The Gold Coast’s newest tourist attraction, the Wonder Reef, was officially opened earlier last month, with an underwater ribbon cutting by Mayor Tom Tate and Deputy Premier Steven Miles.
The reef is located approximately 2.5 kilometres offshore from Philip Park at The Spit and is said to provide a unique and exciting diving experience for divers at all levels.
The five-million-dollar dive attraction was designed to diversify the city’s tourism industry, collating a vision of art, science and engineering. The wonder reef has already become home to hundreds of different marine life species.
As Australia’s natural reefs continue to deteriorate at the hands of climate change, journalism students Lana Miller, Laura Broad, and Mary-Kate Hannagan were interested to find out more about the complexities of artificial reefs and their effects on marine life and existing ecosystems.

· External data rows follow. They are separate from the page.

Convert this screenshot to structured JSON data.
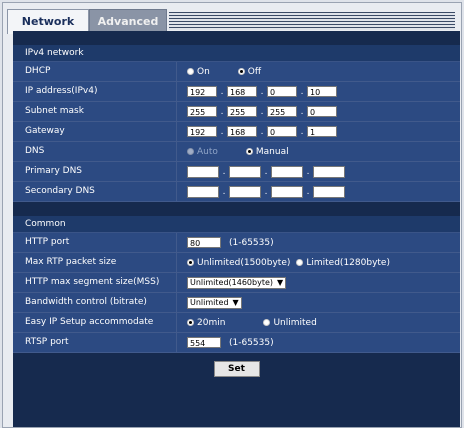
{
  "tabs": [
    {
      "label": "Network"
    },
    {
      "label": "Advanced"
    }
  ],
  "ipv4": {
    "heading": "IPv4 network",
    "dhcp": {
      "label": "DHCP",
      "opt_on": "On",
      "opt_off": "Off",
      "selected": "Off"
    },
    "ip": {
      "label": "IP address(IPv4)",
      "o1": "192",
      "o2": "168",
      "o3": "0",
      "o4": "10"
    },
    "subnet": {
      "label": "Subnet mask",
      "o1": "255",
      "o2": "255",
      "o3": "255",
      "o4": "0"
    },
    "gateway": {
      "label": "Gateway",
      "o1": "192",
      "o2": "168",
      "o3": "0",
      "o4": "1"
    },
    "dns": {
      "label": "DNS",
      "opt_auto": "Auto",
      "opt_manual": "Manual",
      "selected": "Manual"
    },
    "primary_dns": {
      "label": "Primary DNS"
    },
    "secondary_dns": {
      "label": "Secondary DNS"
    }
  },
  "common": {
    "heading": "Common",
    "http_port": {
      "label": "HTTP port",
      "value": "80",
      "hint": "(1-65535)"
    },
    "rtp": {
      "label": "Max RTP packet size",
      "opt_unlimited": "Unlimited(1500byte)",
      "opt_limited": "Limited(1280byte)",
      "selected": "Unlimited(1500byte)"
    },
    "mss": {
      "label": "HTTP max segment size(MSS)",
      "value": "Unlimited(1460byte)"
    },
    "bw": {
      "label": "Bandwidth control (bitrate)",
      "value": "Unlimited"
    },
    "easyip": {
      "label": "Easy IP Setup accommodate period",
      "opt_20": "20min",
      "opt_unl": "Unlimited",
      "selected": "20min"
    },
    "rtsp": {
      "label": "RTSP port",
      "value": "554",
      "hint": "(1-65535)"
    }
  },
  "set_label": "Set"
}
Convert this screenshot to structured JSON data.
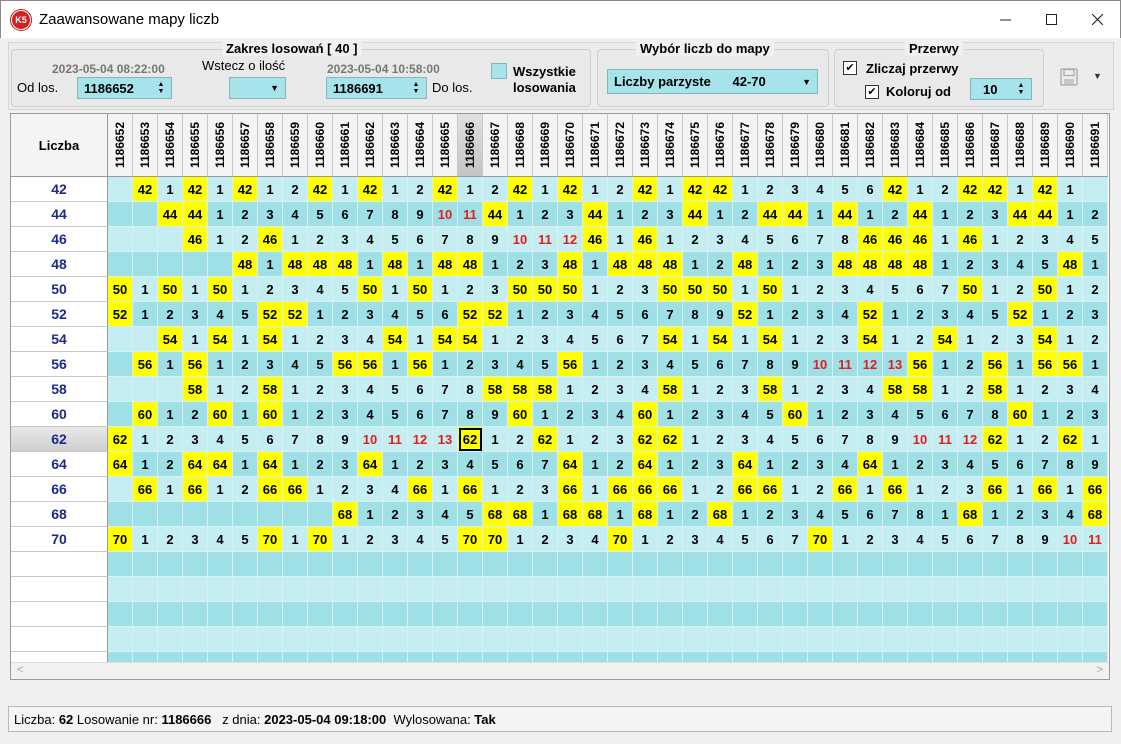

The students spoke to marine scientists Dr Tim Stevens and Dr Leo Guida, as well as seasoned local fisherman Jase Patane, to explore eco-tourism, artificial reefs and how we can mitigate their possible impacts on the local environment.